(Records from a data collection)
━━━━━━
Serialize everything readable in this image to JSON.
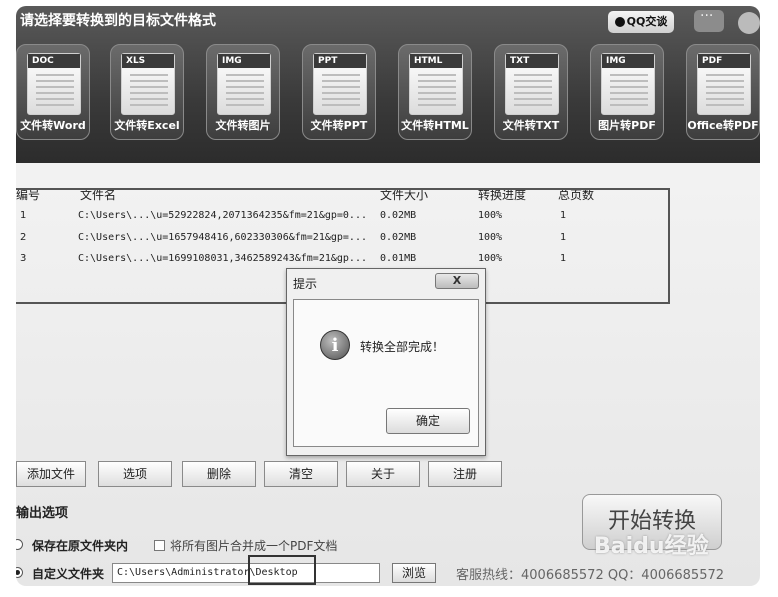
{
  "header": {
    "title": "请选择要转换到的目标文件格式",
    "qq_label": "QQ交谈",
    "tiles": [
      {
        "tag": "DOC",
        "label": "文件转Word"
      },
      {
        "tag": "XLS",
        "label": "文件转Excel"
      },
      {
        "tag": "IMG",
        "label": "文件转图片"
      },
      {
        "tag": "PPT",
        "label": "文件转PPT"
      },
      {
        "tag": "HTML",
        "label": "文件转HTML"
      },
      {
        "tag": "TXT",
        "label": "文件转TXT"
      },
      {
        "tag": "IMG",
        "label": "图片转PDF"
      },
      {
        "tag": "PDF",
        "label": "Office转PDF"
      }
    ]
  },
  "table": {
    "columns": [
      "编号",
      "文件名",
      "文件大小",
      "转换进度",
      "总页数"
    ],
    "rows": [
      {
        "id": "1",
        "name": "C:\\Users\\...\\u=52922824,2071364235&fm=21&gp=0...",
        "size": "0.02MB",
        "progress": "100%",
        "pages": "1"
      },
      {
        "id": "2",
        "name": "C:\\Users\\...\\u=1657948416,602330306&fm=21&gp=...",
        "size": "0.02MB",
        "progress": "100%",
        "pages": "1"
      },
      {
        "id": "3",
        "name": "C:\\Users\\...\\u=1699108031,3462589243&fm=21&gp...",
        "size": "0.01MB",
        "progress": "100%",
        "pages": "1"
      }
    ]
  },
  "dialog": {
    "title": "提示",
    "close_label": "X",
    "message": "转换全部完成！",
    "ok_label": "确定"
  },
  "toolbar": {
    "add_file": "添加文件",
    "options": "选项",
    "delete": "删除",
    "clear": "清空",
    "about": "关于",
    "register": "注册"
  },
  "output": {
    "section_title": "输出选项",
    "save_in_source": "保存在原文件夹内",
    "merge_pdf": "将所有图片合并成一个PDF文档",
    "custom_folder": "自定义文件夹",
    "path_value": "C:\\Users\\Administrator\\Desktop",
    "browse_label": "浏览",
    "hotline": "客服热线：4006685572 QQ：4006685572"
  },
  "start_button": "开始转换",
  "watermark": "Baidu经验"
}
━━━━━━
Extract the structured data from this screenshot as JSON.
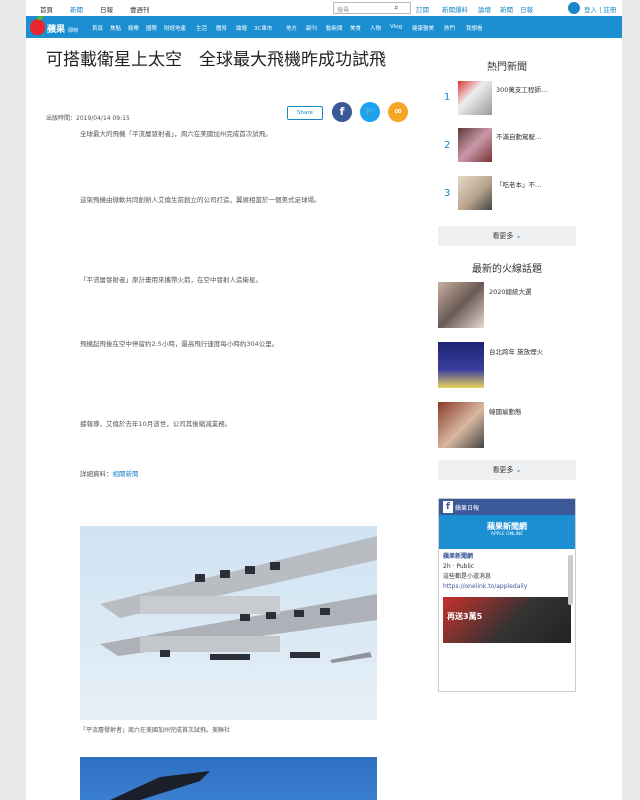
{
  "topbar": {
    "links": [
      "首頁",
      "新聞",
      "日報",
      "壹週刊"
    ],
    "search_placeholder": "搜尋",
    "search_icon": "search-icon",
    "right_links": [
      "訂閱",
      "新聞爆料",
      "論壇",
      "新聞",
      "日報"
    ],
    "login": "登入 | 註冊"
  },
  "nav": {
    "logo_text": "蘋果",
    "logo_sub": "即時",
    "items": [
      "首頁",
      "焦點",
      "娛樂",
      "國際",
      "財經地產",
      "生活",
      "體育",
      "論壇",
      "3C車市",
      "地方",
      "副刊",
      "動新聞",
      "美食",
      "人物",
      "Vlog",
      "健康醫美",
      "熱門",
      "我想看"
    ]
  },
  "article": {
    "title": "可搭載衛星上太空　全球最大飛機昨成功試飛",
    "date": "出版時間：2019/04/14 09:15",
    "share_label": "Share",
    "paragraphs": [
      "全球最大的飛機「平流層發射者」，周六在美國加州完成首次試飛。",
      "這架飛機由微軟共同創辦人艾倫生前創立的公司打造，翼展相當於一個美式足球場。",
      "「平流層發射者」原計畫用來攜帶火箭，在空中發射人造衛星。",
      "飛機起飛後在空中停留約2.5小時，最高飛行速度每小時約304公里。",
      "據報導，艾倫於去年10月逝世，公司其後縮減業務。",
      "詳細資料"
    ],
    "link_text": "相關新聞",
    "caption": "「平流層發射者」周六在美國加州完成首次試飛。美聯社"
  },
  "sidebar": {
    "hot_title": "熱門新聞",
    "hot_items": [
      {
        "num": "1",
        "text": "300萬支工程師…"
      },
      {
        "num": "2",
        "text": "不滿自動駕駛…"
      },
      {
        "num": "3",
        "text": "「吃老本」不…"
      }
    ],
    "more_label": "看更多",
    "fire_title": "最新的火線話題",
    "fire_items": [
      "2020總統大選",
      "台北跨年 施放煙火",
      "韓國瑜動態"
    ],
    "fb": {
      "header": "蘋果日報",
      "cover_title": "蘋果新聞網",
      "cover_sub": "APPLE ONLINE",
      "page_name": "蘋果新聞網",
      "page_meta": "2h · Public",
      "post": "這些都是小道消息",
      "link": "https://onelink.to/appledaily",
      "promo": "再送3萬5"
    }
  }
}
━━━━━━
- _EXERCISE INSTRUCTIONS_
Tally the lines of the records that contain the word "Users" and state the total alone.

- _ANSWER SECTION_
4